* [TASK] All of the entries need to be printed again exactly; pictures are the only thing to omit.

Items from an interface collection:
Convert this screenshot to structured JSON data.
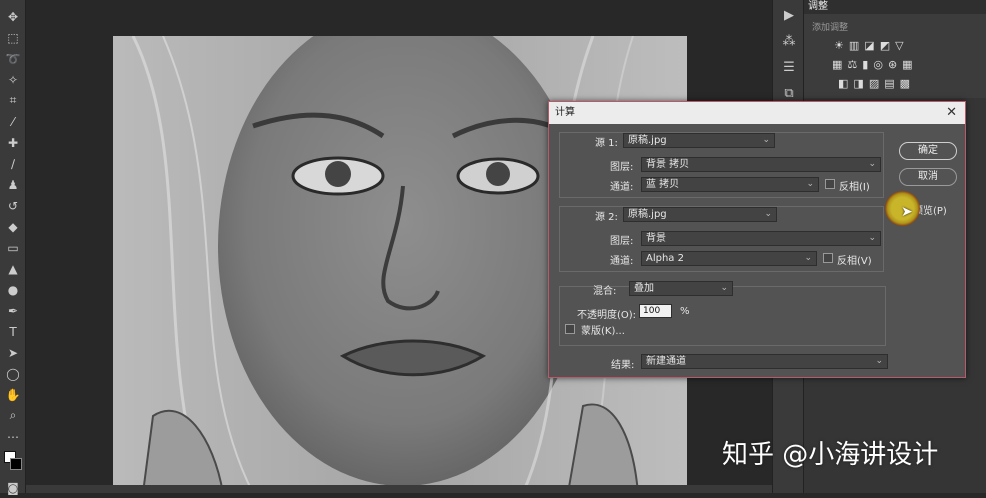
{
  "panel": {
    "tab_label": "调整",
    "subtitle": "添加调整"
  },
  "dialog": {
    "title": "计算",
    "close_glyph": "✕",
    "source1": {
      "label": "源 1:",
      "file": "原稿.jpg",
      "layer_label": "图层:",
      "layer_value": "背景 拷贝",
      "channel_label": "通道:",
      "channel_value": "蓝 拷贝",
      "invert_label": "反相(I)"
    },
    "source2": {
      "label": "源 2:",
      "file": "原稿.jpg",
      "layer_label": "图层:",
      "layer_value": "背景",
      "channel_label": "通道:",
      "channel_value": "Alpha 2",
      "invert_label": "反相(V)"
    },
    "blend": {
      "label": "混合:",
      "value": "叠加",
      "opacity_label": "不透明度(O):",
      "opacity_value": "100",
      "opacity_unit": "%",
      "mask_label": "蒙版(K)..."
    },
    "result": {
      "label": "结果:",
      "value": "新建通道"
    },
    "ok_label": "确定",
    "cancel_label": "取消",
    "preview_label": "预览(P)"
  },
  "watermark": "知乎 @小海讲设计",
  "colors": {
    "dialog_border": "#b85a6a",
    "cursor_ring": "#c9b52a"
  }
}
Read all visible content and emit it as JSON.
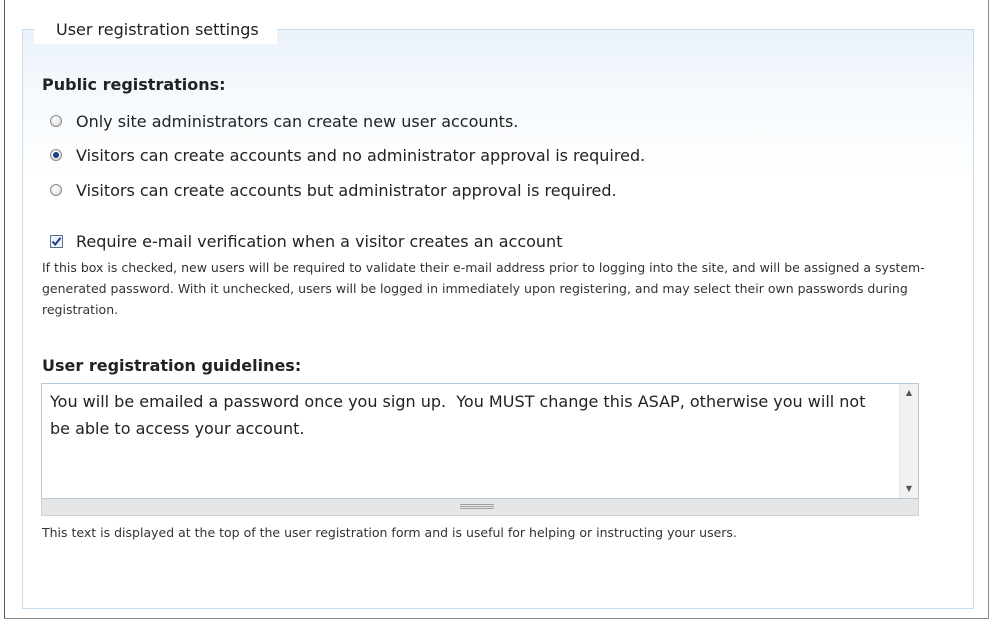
{
  "fieldset": {
    "legend": "User registration settings"
  },
  "public_registrations": {
    "heading": "Public registrations:",
    "options": [
      {
        "label": "Only site administrators can create new user accounts.",
        "checked": false
      },
      {
        "label": "Visitors can create accounts and no administrator approval is required.",
        "checked": true
      },
      {
        "label": "Visitors can create accounts but administrator approval is required.",
        "checked": false
      }
    ]
  },
  "email_verification": {
    "label": "Require e-mail verification when a visitor creates an account",
    "checked": true,
    "description": "If this box is checked, new users will be required to validate their e-mail address prior to logging into the site, and will be assigned a system-generated password. With it unchecked, users will be logged in immediately upon registering, and may select their own passwords during registration."
  },
  "guidelines": {
    "heading": "User registration guidelines:",
    "value": "You will be emailed a password once you sign up.  You MUST change this ASAP, otherwise you will not be able to access your account.",
    "description": "This text is displayed at the top of the user registration form and is useful for helping or instructing your users."
  },
  "icons": {
    "scroll_up": "scroll-up-arrow",
    "scroll_down": "scroll-down-arrow",
    "resize": "resize-grippie",
    "check": "checkmark"
  }
}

* [ANSWER TO THE EXERCISE]
Convert this screenshot to structured JSON data.
{
  "panel": {
    "tab_label": "调整",
    "subtitle": "添加调整"
  },
  "dialog": {
    "title": "计算",
    "close_glyph": "✕",
    "source1": {
      "label": "源 1:",
      "file": "原稿.jpg",
      "layer_label": "图层:",
      "layer_value": "背景 拷贝",
      "channel_label": "通道:",
      "channel_value": "蓝 拷贝",
      "invert_label": "反相(I)"
    },
    "source2": {
      "label": "源 2:",
      "file": "原稿.jpg",
      "layer_label": "图层:",
      "layer_value": "背景",
      "channel_label": "通道:",
      "channel_value": "Alpha 2",
      "invert_label": "反相(V)"
    },
    "blend": {
      "label": "混合:",
      "value": "叠加",
      "opacity_label": "不透明度(O):",
      "opacity_value": "100",
      "opacity_unit": "%",
      "mask_label": "蒙版(K)..."
    },
    "result": {
      "label": "结果:",
      "value": "新建通道"
    },
    "ok_label": "确定",
    "cancel_label": "取消",
    "preview_label": "预览(P)"
  },
  "watermark": "知乎 @小海讲设计",
  "colors": {
    "dialog_border": "#b85a6a",
    "cursor_ring": "#c9b52a"
  }
}
Read all visible content and emit it as JSON.
{
  "fieldset": {
    "legend": "User registration settings"
  },
  "public_registrations": {
    "heading": "Public registrations:",
    "options": [
      {
        "label": "Only site administrators can create new user accounts.",
        "checked": false
      },
      {
        "label": "Visitors can create accounts and no administrator approval is required.",
        "checked": true
      },
      {
        "label": "Visitors can create accounts but administrator approval is required.",
        "checked": false
      }
    ]
  },
  "email_verification": {
    "label": "Require e-mail verification when a visitor creates an account",
    "checked": true,
    "description": "If this box is checked, new users will be required to validate their e-mail address prior to logging into the site, and will be assigned a system-generated password. With it unchecked, users will be logged in immediately upon registering, and may select their own passwords during registration."
  },
  "guidelines": {
    "heading": "User registration guidelines:",
    "value": "You will be emailed a password once you sign up.  You MUST change this ASAP, otherwise you will not be able to access your account.",
    "description": "This text is displayed at the top of the user registration form and is useful for helping or instructing your users."
  },
  "icons": {
    "scroll_up": "scroll-up-arrow",
    "scroll_down": "scroll-down-arrow",
    "resize": "resize-grippie",
    "check": "checkmark"
  }
}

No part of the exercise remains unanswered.